I recently visited the Performing Arts Forum or PAF about two hours northeast of Paris. I heard about PAF from a number of different folks who got involved with GCAS over the past few years. I heard great things about this space and now it was time for me to visit PAF myself especially considering that GCAS will be holding our Summer Institute and Conference there in June, 2018. 

PAF was founded by the artists-anarchist, Jan Ritsema in 2006 and is an artist-run residency program located near St. Erme. The space is beautiful and big. It was originally built as a convent in the 1830s. Over the years the convent expanded before finally closing in the 1960s. During WWII it was occupied by the Nazis and later served as an American hospital located just 10 kilometers from the front lines during 1944. In the 1970s a hippy commune took it over until, in the late 1980s, the group turned into a cult, and facing legal issues was forced to vacate. The place was left vacate until Jan bought it over a decade ago. Since 2006 the ownership was diversified to 50 people among whom Dr. Sviatlana Viarbitskaya (a GCAS Researcher) is an co-owner.

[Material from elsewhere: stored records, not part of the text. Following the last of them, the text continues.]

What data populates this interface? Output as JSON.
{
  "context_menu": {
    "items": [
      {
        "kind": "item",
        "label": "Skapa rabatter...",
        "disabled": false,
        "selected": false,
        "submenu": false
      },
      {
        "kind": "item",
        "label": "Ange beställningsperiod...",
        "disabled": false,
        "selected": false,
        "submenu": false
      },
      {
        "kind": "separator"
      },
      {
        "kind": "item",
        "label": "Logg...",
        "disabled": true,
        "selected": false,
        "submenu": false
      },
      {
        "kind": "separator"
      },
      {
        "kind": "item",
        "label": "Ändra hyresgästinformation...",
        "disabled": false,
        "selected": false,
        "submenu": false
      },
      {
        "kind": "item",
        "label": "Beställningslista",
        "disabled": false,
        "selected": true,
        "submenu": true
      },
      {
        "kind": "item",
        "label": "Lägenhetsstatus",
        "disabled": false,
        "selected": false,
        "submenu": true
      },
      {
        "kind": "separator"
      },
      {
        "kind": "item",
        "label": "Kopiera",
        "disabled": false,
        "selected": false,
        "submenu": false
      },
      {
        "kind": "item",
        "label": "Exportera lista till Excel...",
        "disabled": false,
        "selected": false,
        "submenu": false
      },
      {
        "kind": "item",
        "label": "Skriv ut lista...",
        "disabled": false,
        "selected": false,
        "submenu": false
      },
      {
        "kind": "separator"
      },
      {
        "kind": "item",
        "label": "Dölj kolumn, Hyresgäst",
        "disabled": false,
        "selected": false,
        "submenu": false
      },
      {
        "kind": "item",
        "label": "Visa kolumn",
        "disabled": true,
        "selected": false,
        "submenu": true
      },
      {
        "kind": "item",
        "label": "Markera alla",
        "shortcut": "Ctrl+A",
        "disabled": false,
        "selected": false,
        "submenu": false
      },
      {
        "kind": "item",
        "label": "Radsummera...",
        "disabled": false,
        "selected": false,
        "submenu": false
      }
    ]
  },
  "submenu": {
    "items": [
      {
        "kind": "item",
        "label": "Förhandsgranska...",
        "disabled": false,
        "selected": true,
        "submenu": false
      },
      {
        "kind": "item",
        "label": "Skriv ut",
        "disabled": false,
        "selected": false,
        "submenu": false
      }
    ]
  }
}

Sviatlana is one of those magical people that has an uncommon and creative vision and lives out a life performing philosophy, film, art and dance. Sviatlana suggested that GCAS partner with PAF to hold various seminars in this special space. So it wasn't long before I just had to visit.

My visit there was a delightful surprise. Previously in my life I had worked, and for a short time lived, in communities in the States including a few Catholic Worker houses. PAF is special place where within minutes of showing up I met with novelists from the California and Amsterdam, philosophers from Paris, dancers from Norway and filmmakers from Canada. Together we cooked dinner and shared wine as we freely discussed many and diverse topics from the nature of language to philosophy, to the future of art. It was amazing. 

PAF is a non- hierarchical space where artists, writers, filmmakers and philosophers come to work. That is the primary point of PAF to come to work on projects in a space unlike any other I've experienced. 

The next day, I awoke to Peacocks perched on the outside of my window with the sun illuminating them like firebirds. Sviatlana and I met to discuss her next research project and went on a walk around the PAF in the countryside. It was a space full of creativity, vitality, conversation, and, above all creative work.


This is why GCAS will be organizing more seminars at PAF--a nodal point of creation in which shared ideas and artistic productions materialize.

I want to thank Jan and Sviatlana for meeting with me to discuss GCAS and PAF in the afternoon and for dinner. I am excited about the future of GCAS and PAF.

And now I am off to meet with more GCASians in Hamburg, Germany before heading to Chile and Argentina for more GCAS events.